Questioning the Vocational Expert in Disability Hearings
The testimony of the Vocational Expert (VE) is vital because the VE’s opinion about your client's ability to work usually determines the outcome of your case. Knowing the ins and outs of dealing with a VE is essential if you want to be successful at disability hearings.
Past Relevant WorkThe VE classifies each of the claimant's past relevant work (PRW) jobs to determine whether a claimant can do his/her past job(s) and, if not, what transferable skills he/she may have. Your claimant's testimony as to their prior work, skills, etc. are instrumental during the hearing. Pay close attention to the job title the VE uses for his/her past job, the way in which the VE describes the work he/she did, and how he or she describes the related position as it is listed in the Dictionary of Occupational Titles (DOT) to make sure that the correlation is accurate.
HypotheticalsIf the VE states the claimant can no longer do his/her PRW, the ALJ and attorney will ask a series of questions or "hypotheticals" based on the claimant's medical record and testimony to determine if there are other jobs that he/she can do. In the event the VE testifies that there is suitable work that the claimant can do, he or she must give the following: title of the job, the number of job positions in your area, the number assigned to the job in the DOT. If the VE says the claimant can use certain skills used at his/her past work to do other jobs, you will want to point out the differences in the jobs from the DOT and the prior work to help show that the claimant does not actually have the skills required by the DOT job, and accordingly, the claimant cannot do some or all of the jobs that the VE says he can still do.
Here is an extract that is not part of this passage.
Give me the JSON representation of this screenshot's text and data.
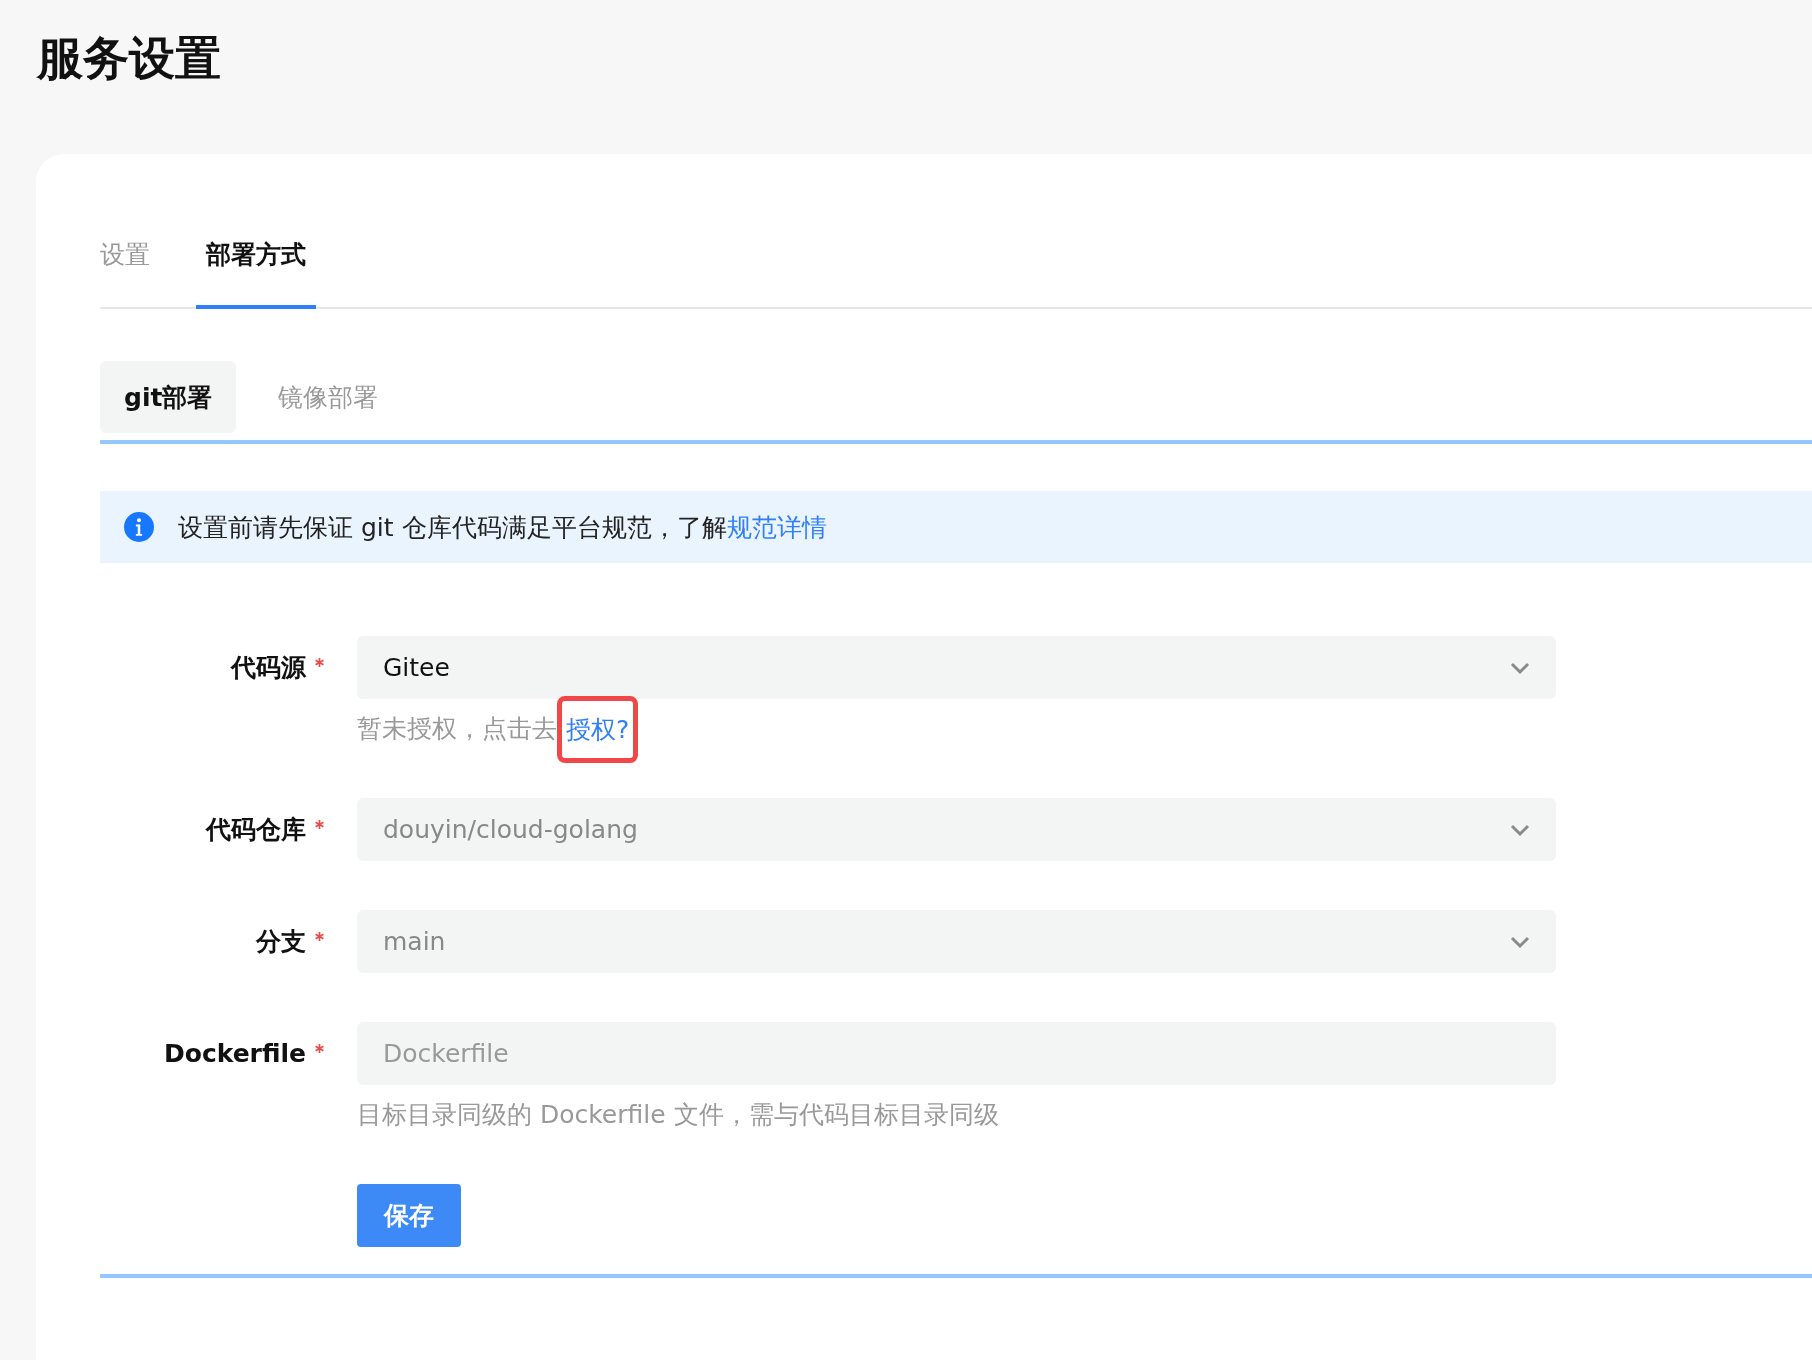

Other jobs must exist in "Significant" NumbersThe other jobs the VE feels the claimant can perform must exist in "significant" numbers in the local and national economy. Neither the SSA nor any other court of law has ever defined the term "significant numbers", so it's difficult to challenge a VE on whether the number of jobs in the local and national economy constitutes a "significant" number. Furthermore, it is not uncommon for a VE to cite job numbers that have no factual basis, or are based on outdated reports. There are two approaches you take, though. One, if the job numbers cited by the VE come from only one or two regions, the ALJ should not consider them to be "significant" in the local or national economy. Two, you can question the VE attorney at the hearing as to how he or she determined the number to be "significant." This will, at the very least, provide some testimony from the VE that can be attacked further on appeal. Nevertheless, if you are denied disability after the hearing based on your ability to do other jobs, you should review the jobs named by the VE and research whether the positions, in fact, exist in significant numbers at either the national or local level. Although not every judge will overturn a denial based on this, it is worth the effort, because SSA judges generally do care that there is a factual basis for their decisions.